[[ Record excerpts open ]]

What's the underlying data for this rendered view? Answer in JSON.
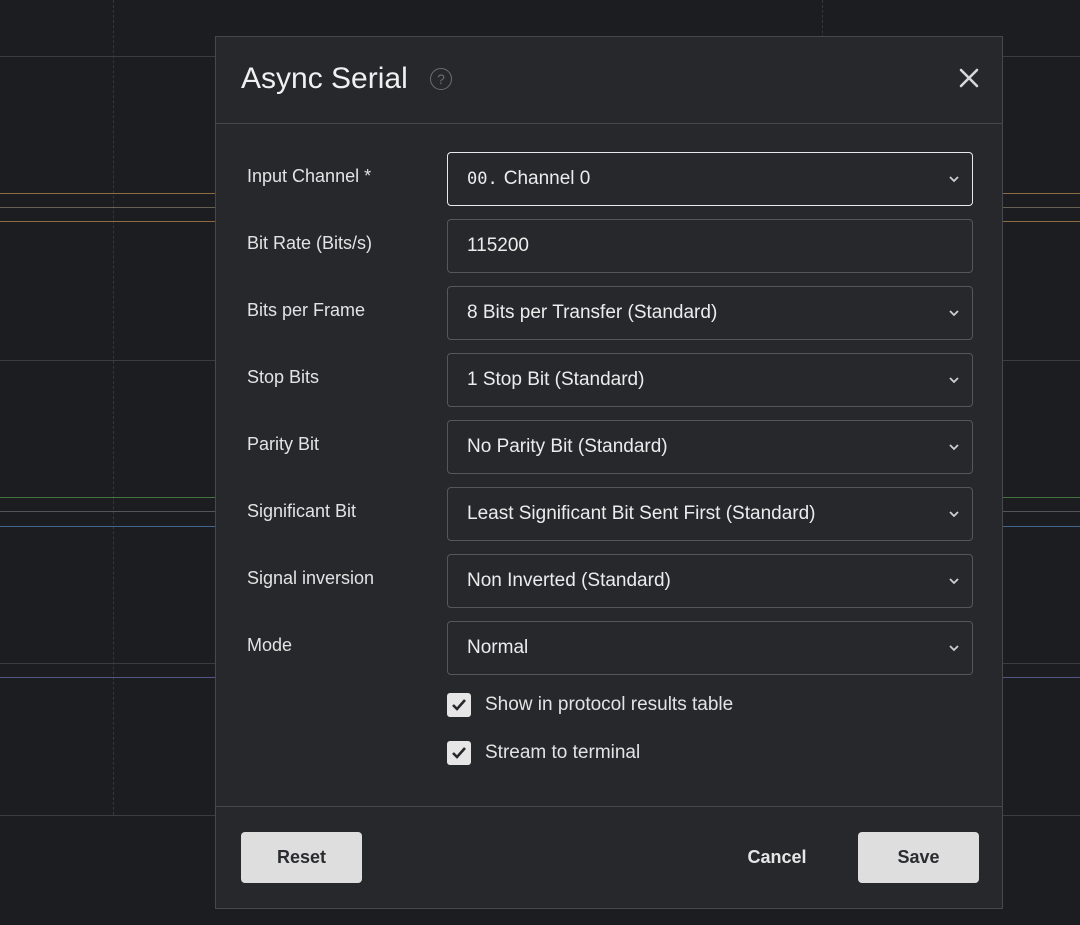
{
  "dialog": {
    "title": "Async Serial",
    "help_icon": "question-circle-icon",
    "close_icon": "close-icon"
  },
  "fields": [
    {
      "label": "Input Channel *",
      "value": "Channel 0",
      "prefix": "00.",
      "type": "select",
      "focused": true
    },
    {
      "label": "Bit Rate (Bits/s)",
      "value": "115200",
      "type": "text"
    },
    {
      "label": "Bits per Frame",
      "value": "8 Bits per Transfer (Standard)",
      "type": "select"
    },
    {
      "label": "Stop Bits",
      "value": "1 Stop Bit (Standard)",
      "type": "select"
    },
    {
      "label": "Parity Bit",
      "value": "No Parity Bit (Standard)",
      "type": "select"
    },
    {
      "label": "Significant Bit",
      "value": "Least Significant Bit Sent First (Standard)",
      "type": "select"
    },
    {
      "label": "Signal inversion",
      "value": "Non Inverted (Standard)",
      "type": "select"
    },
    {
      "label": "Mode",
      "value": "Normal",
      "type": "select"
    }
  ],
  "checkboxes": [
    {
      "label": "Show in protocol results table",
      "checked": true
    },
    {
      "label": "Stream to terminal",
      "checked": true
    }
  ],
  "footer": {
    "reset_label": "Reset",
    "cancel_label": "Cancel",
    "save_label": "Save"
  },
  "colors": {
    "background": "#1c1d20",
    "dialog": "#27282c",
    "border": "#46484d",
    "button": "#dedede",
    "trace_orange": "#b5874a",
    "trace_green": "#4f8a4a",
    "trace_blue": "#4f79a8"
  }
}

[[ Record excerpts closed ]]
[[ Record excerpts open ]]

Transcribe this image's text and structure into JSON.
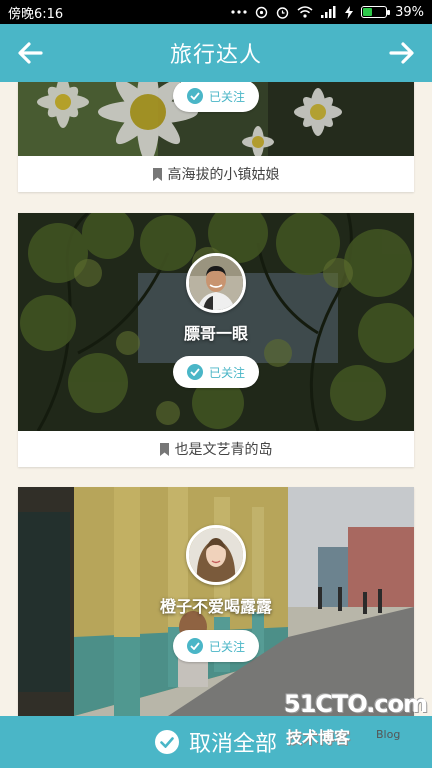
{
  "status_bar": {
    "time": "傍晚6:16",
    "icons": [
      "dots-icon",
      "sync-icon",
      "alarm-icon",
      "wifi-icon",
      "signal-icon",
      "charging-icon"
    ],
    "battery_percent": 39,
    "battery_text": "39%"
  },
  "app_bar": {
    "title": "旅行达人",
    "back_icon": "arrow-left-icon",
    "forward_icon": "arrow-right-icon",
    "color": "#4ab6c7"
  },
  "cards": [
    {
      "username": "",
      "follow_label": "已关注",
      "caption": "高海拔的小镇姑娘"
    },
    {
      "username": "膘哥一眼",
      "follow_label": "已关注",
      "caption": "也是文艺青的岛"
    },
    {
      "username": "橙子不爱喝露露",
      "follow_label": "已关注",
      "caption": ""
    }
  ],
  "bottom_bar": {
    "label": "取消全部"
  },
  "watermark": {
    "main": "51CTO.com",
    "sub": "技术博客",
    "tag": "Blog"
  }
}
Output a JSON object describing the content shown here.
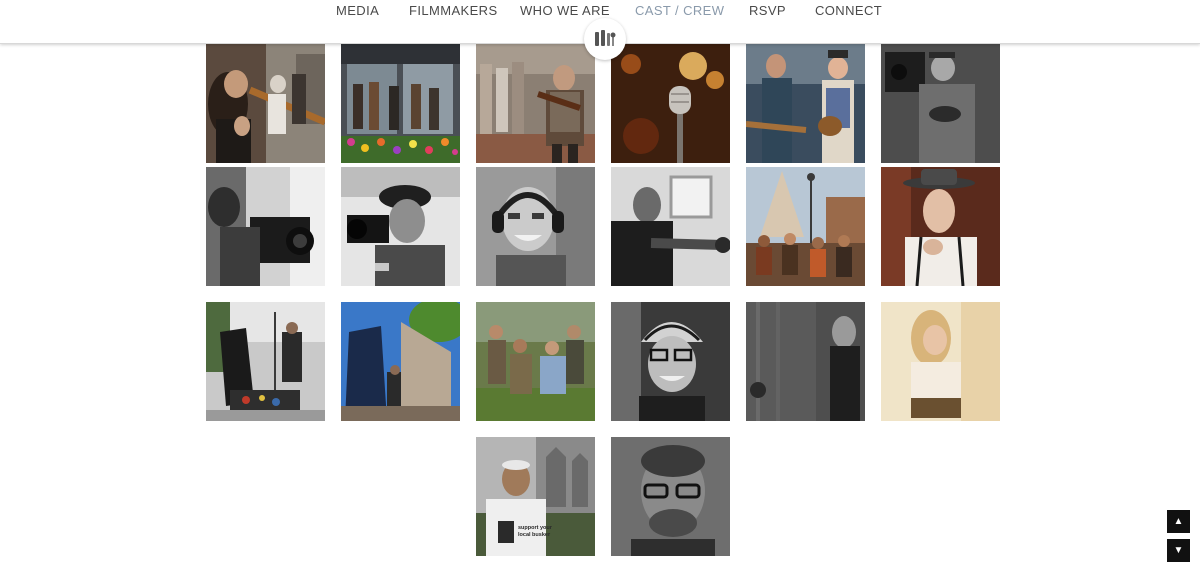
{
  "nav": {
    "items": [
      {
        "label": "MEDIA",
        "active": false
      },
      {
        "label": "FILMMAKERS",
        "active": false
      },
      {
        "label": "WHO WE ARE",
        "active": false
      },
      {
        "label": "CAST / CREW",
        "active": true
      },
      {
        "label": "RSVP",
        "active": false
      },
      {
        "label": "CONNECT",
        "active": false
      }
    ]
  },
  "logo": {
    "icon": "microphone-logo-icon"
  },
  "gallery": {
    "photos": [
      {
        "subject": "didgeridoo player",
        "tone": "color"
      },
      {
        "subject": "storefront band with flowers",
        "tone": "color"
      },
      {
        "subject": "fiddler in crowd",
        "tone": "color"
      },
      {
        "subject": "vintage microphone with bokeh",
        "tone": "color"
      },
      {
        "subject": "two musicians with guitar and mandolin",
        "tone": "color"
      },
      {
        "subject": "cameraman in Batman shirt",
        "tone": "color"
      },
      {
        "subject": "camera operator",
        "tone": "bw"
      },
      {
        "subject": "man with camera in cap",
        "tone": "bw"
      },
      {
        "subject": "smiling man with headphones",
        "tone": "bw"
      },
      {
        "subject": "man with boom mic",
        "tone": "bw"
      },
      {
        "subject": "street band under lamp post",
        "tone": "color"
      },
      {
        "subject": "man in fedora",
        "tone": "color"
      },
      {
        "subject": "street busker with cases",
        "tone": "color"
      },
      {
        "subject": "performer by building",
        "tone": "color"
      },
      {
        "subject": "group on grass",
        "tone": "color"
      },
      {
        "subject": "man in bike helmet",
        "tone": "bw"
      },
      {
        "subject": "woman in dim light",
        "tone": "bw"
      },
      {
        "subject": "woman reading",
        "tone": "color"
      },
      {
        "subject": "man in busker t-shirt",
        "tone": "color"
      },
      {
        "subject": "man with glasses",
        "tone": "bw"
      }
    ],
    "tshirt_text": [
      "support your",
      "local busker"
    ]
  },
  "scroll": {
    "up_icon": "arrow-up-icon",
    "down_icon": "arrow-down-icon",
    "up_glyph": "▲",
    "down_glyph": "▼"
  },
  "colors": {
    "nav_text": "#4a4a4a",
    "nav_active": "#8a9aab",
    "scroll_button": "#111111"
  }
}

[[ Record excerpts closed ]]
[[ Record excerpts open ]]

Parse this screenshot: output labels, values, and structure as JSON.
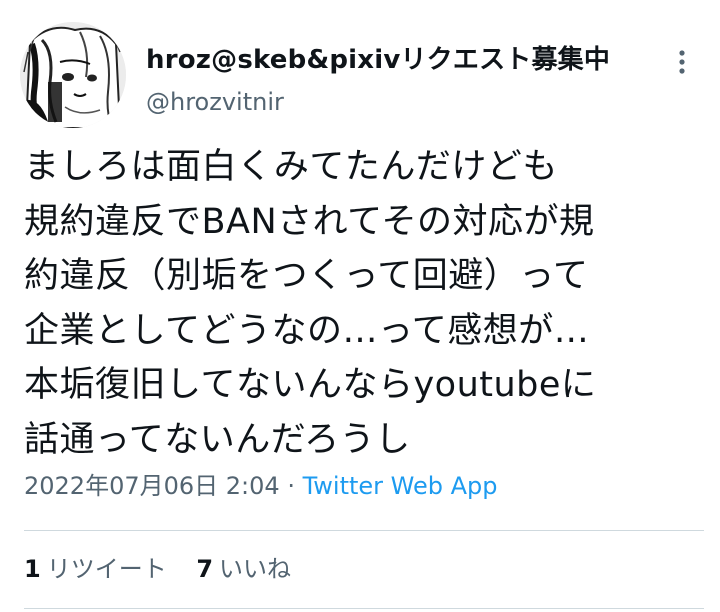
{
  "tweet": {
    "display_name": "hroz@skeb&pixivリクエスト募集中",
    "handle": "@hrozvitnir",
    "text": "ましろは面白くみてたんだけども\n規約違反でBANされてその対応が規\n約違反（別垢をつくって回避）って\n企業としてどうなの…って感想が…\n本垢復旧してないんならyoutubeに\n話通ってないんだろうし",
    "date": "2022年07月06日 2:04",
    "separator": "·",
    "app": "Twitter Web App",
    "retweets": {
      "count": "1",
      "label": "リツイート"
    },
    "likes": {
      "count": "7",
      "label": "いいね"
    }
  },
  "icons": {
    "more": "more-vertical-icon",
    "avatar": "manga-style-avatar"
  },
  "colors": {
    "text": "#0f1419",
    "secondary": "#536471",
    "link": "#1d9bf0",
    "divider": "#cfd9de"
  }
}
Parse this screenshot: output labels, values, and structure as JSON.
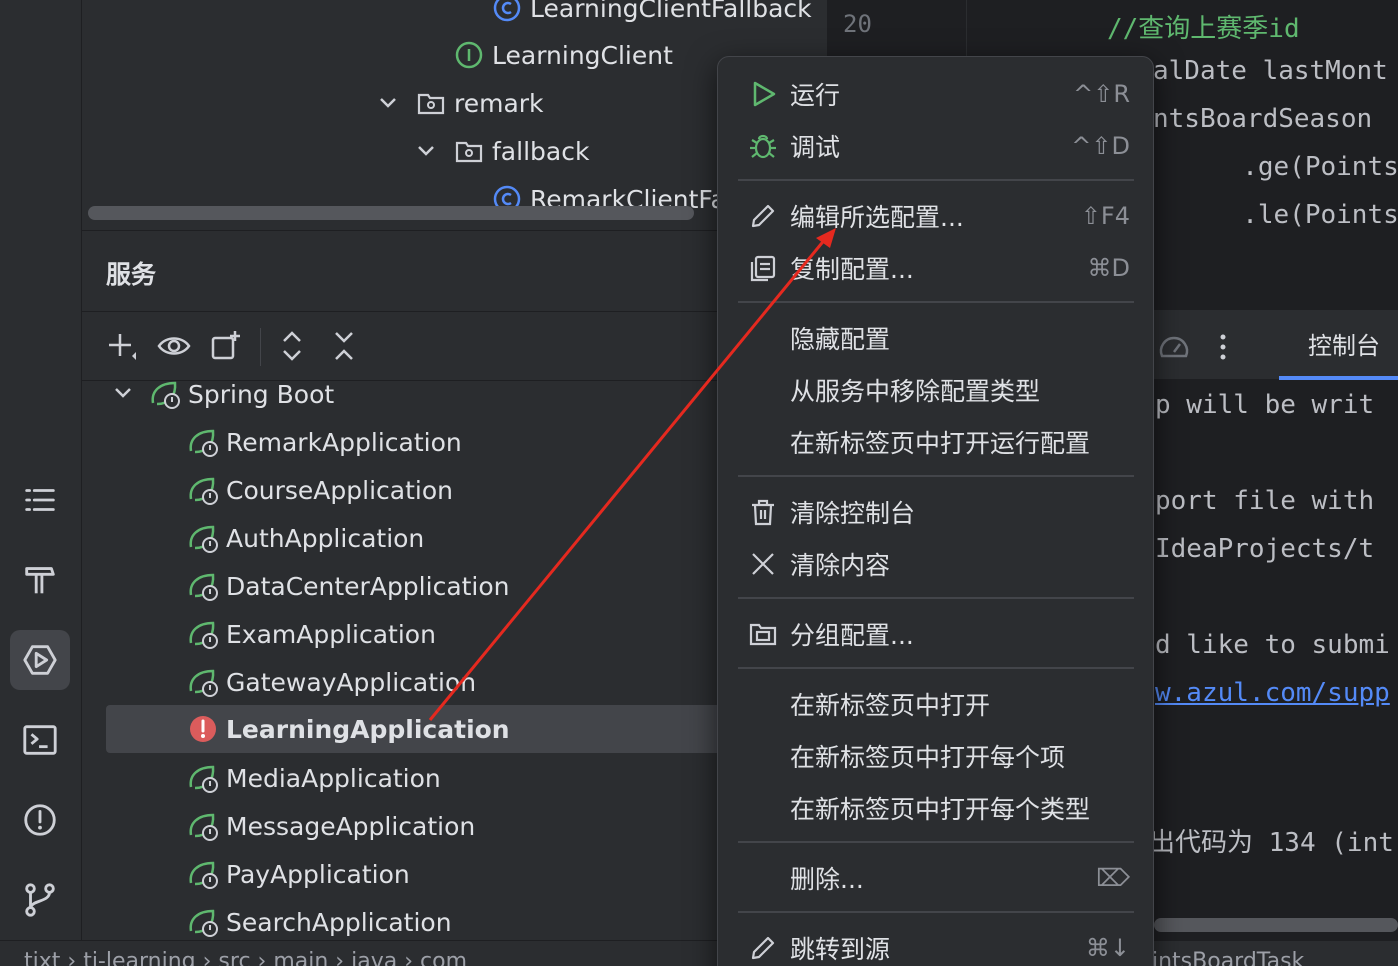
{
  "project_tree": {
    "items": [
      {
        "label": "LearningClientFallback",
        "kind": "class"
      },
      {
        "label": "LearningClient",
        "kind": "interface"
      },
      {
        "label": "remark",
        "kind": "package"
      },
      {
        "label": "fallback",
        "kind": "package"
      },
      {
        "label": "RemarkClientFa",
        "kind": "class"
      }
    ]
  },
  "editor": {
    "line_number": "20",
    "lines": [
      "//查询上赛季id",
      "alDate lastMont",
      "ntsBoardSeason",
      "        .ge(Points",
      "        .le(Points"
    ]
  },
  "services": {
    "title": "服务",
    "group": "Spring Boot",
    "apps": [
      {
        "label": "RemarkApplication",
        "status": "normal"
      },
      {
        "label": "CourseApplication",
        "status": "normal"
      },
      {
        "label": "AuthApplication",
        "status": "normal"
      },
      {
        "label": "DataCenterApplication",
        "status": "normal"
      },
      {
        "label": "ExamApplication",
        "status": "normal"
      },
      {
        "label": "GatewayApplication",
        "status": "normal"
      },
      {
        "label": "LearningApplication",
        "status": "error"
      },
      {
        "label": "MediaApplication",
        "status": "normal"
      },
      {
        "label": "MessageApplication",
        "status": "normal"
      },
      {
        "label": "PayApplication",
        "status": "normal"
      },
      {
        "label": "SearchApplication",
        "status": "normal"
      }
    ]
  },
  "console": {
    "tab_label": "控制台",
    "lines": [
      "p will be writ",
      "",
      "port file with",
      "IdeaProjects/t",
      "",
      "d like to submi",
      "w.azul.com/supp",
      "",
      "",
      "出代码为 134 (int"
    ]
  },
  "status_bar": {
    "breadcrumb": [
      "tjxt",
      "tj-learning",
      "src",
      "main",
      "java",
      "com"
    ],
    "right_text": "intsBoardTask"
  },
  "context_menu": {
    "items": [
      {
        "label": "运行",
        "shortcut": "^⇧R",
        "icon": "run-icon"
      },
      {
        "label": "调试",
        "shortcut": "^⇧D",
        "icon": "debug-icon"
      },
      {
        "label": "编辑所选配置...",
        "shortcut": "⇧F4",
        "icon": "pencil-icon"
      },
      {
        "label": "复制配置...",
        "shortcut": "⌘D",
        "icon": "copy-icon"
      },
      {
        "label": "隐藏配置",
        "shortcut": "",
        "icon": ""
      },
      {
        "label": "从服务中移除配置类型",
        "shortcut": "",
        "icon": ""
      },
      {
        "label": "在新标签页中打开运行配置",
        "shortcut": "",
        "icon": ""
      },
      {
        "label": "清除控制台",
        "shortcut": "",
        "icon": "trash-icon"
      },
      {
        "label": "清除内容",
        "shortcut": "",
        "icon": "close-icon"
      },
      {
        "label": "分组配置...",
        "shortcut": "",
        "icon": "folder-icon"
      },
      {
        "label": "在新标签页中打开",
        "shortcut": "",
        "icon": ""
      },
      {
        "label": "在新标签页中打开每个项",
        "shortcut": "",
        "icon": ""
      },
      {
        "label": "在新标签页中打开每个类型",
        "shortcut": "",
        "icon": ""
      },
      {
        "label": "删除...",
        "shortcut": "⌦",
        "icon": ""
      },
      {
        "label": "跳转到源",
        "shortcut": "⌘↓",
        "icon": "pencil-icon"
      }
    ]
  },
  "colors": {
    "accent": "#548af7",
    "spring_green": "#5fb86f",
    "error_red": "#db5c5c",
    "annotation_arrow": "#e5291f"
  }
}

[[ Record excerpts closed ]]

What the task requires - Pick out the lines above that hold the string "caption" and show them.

Output for this task -
      "caption": "高海拔的小镇姑娘"
      "caption": "也是文艺青的岛"
      "caption": ""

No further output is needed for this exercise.